#### Problem to solve:
What you give back should match the entries below character for character.
- - - - -
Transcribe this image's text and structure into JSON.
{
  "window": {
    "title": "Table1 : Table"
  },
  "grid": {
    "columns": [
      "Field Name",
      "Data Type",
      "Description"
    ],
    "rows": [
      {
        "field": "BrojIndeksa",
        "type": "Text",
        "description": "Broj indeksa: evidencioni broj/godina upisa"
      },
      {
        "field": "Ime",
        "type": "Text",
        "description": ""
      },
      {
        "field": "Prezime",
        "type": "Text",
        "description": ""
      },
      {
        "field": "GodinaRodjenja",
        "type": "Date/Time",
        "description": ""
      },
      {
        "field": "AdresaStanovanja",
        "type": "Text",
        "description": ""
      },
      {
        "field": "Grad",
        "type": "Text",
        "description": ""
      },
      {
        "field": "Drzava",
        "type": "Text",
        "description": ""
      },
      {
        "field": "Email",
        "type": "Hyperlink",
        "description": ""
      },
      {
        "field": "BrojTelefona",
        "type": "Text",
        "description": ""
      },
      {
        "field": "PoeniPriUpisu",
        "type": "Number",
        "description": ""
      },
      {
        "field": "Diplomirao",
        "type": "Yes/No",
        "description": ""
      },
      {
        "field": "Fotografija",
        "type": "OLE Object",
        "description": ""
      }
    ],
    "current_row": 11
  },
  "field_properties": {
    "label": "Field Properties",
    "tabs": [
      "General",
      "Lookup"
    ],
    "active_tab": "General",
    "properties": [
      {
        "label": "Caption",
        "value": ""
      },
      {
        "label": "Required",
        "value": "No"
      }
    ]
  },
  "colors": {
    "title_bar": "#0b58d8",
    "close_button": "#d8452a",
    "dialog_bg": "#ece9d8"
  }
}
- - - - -
#### Answer for the task:
Transcribe this image's text and structure into JSON.
{
  "window": {
    "title": "Table1 : Table"
  },
  "grid": {
    "columns": [
      "Field Name",
      "Data Type",
      "Description"
    ],
    "rows": [
      {
        "field": "BrojIndeksa",
        "type": "Text",
        "description": "Broj indeksa: evidencioni broj/godina upisa"
      },
      {
        "field": "Ime",
        "type": "Text",
        "description": ""
      },
      {
        "field": "Prezime",
        "type": "Text",
        "description": ""
      },
      {
        "field": "GodinaRodjenja",
        "type": "Date/Time",
        "description": ""
      },
      {
        "field": "AdresaStanovanja",
        "type": "Text",
        "description": ""
      },
      {
        "field": "Grad",
        "type": "Text",
        "description": ""
      },
      {
        "field": "Drzava",
        "type": "Text",
        "description": ""
      },
      {
        "field": "Email",
        "type": "Hyperlink",
        "description": ""
      },
      {
        "field": "BrojTelefona",
        "type": "Text",
        "description": ""
      },
      {
        "field": "PoeniPriUpisu",
        "type": "Number",
        "description": ""
      },
      {
        "field": "Diplomirao",
        "type": "Yes/No",
        "description": ""
      },
      {
        "field": "Fotografija",
        "type": "OLE Object",
        "description": ""
      }
    ],
    "current_row": 11
  },
  "field_properties": {
    "label": "Field Properties",
    "tabs": [
      "General",
      "Lookup"
    ],
    "active_tab": "General",
    "properties": [
      {
        "label": "Caption",
        "value": ""
      },
      {
        "label": "Required",
        "value": "No"
      }
    ]
  },
  "colors": {
    "title_bar": "#0b58d8",
    "close_button": "#d8452a",
    "dialog_bg": "#ece9d8"
  }
}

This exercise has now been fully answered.